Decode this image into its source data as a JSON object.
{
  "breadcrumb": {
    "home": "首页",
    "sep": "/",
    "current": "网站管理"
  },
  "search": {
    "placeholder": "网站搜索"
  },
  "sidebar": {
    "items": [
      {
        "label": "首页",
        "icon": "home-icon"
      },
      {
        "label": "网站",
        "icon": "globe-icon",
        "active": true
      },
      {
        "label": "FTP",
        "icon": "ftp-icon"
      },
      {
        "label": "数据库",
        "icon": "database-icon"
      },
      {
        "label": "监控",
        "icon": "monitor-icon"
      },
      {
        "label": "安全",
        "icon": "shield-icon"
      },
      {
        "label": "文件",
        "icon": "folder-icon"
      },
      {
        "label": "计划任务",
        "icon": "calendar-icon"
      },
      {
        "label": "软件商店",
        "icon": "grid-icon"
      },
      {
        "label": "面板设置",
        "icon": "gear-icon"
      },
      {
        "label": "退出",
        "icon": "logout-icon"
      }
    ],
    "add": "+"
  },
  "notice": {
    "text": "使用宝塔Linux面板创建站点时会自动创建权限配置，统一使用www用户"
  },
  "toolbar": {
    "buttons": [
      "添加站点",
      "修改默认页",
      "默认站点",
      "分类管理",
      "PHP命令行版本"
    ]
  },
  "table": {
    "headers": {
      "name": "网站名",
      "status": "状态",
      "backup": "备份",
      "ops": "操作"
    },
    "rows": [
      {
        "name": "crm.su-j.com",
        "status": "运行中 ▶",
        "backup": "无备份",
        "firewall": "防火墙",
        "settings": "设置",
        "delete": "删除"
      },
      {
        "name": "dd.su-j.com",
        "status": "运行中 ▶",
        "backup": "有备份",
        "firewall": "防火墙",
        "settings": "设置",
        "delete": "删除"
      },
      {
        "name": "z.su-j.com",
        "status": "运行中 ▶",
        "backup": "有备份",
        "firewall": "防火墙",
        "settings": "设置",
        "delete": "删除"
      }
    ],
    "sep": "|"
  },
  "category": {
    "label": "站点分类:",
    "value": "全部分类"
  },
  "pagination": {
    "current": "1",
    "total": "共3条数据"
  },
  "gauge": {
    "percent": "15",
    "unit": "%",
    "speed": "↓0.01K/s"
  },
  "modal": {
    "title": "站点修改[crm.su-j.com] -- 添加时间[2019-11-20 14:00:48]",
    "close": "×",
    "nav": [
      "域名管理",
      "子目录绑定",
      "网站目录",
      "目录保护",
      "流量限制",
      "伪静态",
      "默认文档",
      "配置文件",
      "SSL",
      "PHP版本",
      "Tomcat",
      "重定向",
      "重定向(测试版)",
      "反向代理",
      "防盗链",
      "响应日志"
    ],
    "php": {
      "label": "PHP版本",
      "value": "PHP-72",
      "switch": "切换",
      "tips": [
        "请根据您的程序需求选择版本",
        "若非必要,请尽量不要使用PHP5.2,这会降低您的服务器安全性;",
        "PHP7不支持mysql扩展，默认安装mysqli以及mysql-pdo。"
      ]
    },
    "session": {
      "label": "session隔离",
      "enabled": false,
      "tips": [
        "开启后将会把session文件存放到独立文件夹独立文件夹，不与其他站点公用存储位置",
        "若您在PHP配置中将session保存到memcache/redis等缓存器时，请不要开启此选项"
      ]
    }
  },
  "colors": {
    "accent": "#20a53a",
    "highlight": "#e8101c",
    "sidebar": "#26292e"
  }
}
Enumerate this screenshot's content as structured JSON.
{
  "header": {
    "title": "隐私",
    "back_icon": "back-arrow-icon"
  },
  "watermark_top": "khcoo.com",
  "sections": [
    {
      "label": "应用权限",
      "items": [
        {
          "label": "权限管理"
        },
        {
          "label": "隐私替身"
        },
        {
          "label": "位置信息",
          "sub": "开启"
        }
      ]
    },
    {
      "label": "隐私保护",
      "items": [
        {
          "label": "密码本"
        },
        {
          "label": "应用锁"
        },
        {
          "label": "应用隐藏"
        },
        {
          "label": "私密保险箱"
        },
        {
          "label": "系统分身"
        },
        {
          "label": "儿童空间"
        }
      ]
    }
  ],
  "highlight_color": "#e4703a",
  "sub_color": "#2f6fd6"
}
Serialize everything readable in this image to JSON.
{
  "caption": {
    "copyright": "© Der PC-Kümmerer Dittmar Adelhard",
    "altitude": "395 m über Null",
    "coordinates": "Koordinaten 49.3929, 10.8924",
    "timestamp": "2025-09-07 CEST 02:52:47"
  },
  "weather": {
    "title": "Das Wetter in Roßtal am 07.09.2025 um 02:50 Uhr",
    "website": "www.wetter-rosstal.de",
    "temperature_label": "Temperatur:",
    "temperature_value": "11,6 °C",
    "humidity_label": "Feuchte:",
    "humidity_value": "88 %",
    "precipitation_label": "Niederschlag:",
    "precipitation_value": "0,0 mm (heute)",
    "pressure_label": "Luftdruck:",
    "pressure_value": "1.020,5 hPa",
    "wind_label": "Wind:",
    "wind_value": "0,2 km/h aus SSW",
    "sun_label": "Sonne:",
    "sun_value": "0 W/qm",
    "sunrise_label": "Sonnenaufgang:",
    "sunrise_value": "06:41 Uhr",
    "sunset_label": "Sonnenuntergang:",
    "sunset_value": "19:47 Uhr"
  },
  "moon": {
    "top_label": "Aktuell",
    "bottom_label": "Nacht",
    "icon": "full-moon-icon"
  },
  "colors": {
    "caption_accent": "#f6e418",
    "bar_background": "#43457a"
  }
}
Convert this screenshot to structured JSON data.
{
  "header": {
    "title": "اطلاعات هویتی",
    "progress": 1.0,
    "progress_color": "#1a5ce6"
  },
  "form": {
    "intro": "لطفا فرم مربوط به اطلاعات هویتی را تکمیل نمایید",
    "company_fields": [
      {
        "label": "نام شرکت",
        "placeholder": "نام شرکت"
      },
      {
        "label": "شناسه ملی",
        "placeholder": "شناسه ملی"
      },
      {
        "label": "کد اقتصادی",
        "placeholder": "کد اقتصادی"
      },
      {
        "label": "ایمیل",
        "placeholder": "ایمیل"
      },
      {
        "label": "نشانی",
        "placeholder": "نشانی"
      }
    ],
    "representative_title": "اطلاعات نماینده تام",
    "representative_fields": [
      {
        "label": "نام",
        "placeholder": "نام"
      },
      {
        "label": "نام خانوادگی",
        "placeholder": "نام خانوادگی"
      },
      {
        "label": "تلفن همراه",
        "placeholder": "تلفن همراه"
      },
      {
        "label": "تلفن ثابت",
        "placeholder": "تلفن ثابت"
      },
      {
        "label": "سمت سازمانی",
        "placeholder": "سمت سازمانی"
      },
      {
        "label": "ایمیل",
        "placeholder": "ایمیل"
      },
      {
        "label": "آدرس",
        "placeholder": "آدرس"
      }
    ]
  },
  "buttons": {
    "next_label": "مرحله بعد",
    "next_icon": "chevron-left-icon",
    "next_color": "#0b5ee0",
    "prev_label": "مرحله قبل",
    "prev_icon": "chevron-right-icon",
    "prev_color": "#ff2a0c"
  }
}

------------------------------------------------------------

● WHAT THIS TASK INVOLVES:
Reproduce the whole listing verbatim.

● EXERCISE ANSWER:
Decode this image into its source data as a JSON object.
{
  "breadcrumb": {
    "home": "首页",
    "sep": "/",
    "current": "网站管理"
  },
  "search": {
    "placeholder": "网站搜索"
  },
  "sidebar": {
    "items": [
      {
        "label": "首页",
        "icon": "home-icon"
      },
      {
        "label": "网站",
        "icon": "globe-icon",
        "active": true
      },
      {
        "label": "FTP",
        "icon": "ftp-icon"
      },
      {
        "label": "数据库",
        "icon": "database-icon"
      },
      {
        "label": "监控",
        "icon": "monitor-icon"
      },
      {
        "label": "安全",
        "icon": "shield-icon"
      },
      {
        "label": "文件",
        "icon": "folder-icon"
      },
      {
        "label": "计划任务",
        "icon": "calendar-icon"
      },
      {
        "label": "软件商店",
        "icon": "grid-icon"
      },
      {
        "label": "面板设置",
        "icon": "gear-icon"
      },
      {
        "label": "退出",
        "icon": "logout-icon"
      }
    ],
    "add": "+"
  },
  "notice": {
    "text": "使用宝塔Linux面板创建站点时会自动创建权限配置，统一使用www用户"
  },
  "toolbar": {
    "buttons": [
      "添加站点",
      "修改默认页",
      "默认站点",
      "分类管理",
      "PHP命令行版本"
    ]
  },
  "table": {
    "headers": {
      "name": "网站名",
      "status": "状态",
      "backup": "备份",
      "ops": "操作"
    },
    "rows": [
      {
        "name": "crm.su-j.com",
        "status": "运行中 ▶",
        "backup": "无备份",
        "firewall": "防火墙",
        "settings": "设置",
        "delete": "删除"
      },
      {
        "name": "dd.su-j.com",
        "status": "运行中 ▶",
        "backup": "有备份",
        "firewall": "防火墙",
        "settings": "设置",
        "delete": "删除"
      },
      {
        "name": "z.su-j.com",
        "status": "运行中 ▶",
        "backup": "有备份",
        "firewall": "防火墙",
        "settings": "设置",
        "delete": "删除"
      }
    ],
    "sep": "|"
  },
  "category": {
    "label": "站点分类:",
    "value": "全部分类"
  },
  "pagination": {
    "current": "1",
    "total": "共3条数据"
  },
  "gauge": {
    "percent": "15",
    "unit": "%",
    "speed": "↓0.01K/s"
  },
  "modal": {
    "title": "站点修改[crm.su-j.com] -- 添加时间[2019-11-20 14:00:48]",
    "close": "×",
    "nav": [
      "域名管理",
      "子目录绑定",
      "网站目录",
      "目录保护",
      "流量限制",
      "伪静态",
      "默认文档",
      "配置文件",
      "SSL",
      "PHP版本",
      "Tomcat",
      "重定向",
      "重定向(测试版)",
      "反向代理",
      "防盗链",
      "响应日志"
    ],
    "php": {
      "label": "PHP版本",
      "value": "PHP-72",
      "switch": "切换",
      "tips": [
        "请根据您的程序需求选择版本",
        "若非必要,请尽量不要使用PHP5.2,这会降低您的服务器安全性;",
        "PHP7不支持mysql扩展，默认安装mysqli以及mysql-pdo。"
      ]
    },
    "session": {
      "label": "session隔离",
      "enabled": false,
      "tips": [
        "开启后将会把session文件存放到独立文件夹独立文件夹，不与其他站点公用存储位置",
        "若您在PHP配置中将session保存到memcache/redis等缓存器时，请不要开启此选项"
      ]
    }
  },
  "colors": {
    "accent": "#20a53a",
    "highlight": "#e8101c",
    "sidebar": "#26292e"
  }
}
Enumerate this screenshot's content as structured JSON.
{
  "header": {
    "title": "隐私",
    "back_icon": "back-arrow-icon"
  },
  "watermark_top": "khcoo.com",
  "sections": [
    {
      "label": "应用权限",
      "items": [
        {
          "label": "权限管理"
        },
        {
          "label": "隐私替身"
        },
        {
          "label": "位置信息",
          "sub": "开启"
        }
      ]
    },
    {
      "label": "隐私保护",
      "items": [
        {
          "label": "密码本"
        },
        {
          "label": "应用锁"
        },
        {
          "label": "应用隐藏"
        },
        {
          "label": "私密保险箱"
        },
        {
          "label": "系统分身"
        },
        {
          "label": "儿童空间"
        }
      ]
    }
  ],
  "highlight_color": "#e4703a",
  "sub_color": "#2f6fd6"
}
Serialize everything readable in this image to JSON.
{
  "caption": {
    "copyright": "© Der PC-Kümmerer Dittmar Adelhard",
    "altitude": "395 m über Null",
    "coordinates": "Koordinaten 49.3929, 10.8924",
    "timestamp": "2025-09-07 CEST 02:52:47"
  },
  "weather": {
    "title": "Das Wetter in Roßtal am 07.09.2025 um 02:50 Uhr",
    "website": "www.wetter-rosstal.de",
    "temperature_label": "Temperatur:",
    "temperature_value": "11,6 °C",
    "humidity_label": "Feuchte:",
    "humidity_value": "88 %",
    "precipitation_label": "Niederschlag:",
    "precipitation_value": "0,0 mm (heute)",
    "pressure_label": "Luftdruck:",
    "pressure_value": "1.020,5 hPa",
    "wind_label": "Wind:",
    "wind_value": "0,2 km/h aus SSW",
    "sun_label": "Sonne:",
    "sun_value": "0 W/qm",
    "sunrise_label": "Sonnenaufgang:",
    "sunrise_value": "06:41 Uhr",
    "sunset_label": "Sonnenuntergang:",
    "sunset_value": "19:47 Uhr"
  },
  "moon": {
    "top_label": "Aktuell",
    "bottom_label": "Nacht",
    "icon": "full-moon-icon"
  },
  "colors": {
    "caption_accent": "#f6e418",
    "bar_background": "#43457a"
  }
}
Convert this screenshot to structured JSON data.
{
  "header": {
    "title": "اطلاعات هویتی",
    "progress": 1.0,
    "progress_color": "#1a5ce6"
  },
  "form": {
    "intro": "لطفا فرم مربوط به اطلاعات هویتی را تکمیل نمایید",
    "company_fields": [
      {
        "label": "نام شرکت",
        "placeholder": "نام شرکت"
      },
      {
        "label": "شناسه ملی",
        "placeholder": "شناسه ملی"
      },
      {
        "label": "کد اقتصادی",
        "placeholder": "کد اقتصادی"
      },
      {
        "label": "ایمیل",
        "placeholder": "ایمیل"
      },
      {
        "label": "نشانی",
        "placeholder": "نشانی"
      }
    ],
    "representative_title": "اطلاعات نماینده تام",
    "representative_fields": [
      {
        "label": "نام",
        "placeholder": "نام"
      },
      {
        "label": "نام خانوادگی",
        "placeholder": "نام خانوادگی"
      },
      {
        "label": "تلفن همراه",
        "placeholder": "تلفن همراه"
      },
      {
        "label": "تلفن ثابت",
        "placeholder": "تلفن ثابت"
      },
      {
        "label": "سمت سازمانی",
        "placeholder": "سمت سازمانی"
      },
      {
        "label": "ایمیل",
        "placeholder": "ایمیل"
      },
      {
        "label": "آدرس",
        "placeholder": "آدرس"
      }
    ]
  },
  "buttons": {
    "next_label": "مرحله بعد",
    "next_icon": "chevron-left-icon",
    "next_color": "#0b5ee0",
    "prev_label": "مرحله قبل",
    "prev_icon": "chevron-right-icon",
    "prev_color": "#ff2a0c"
  }
}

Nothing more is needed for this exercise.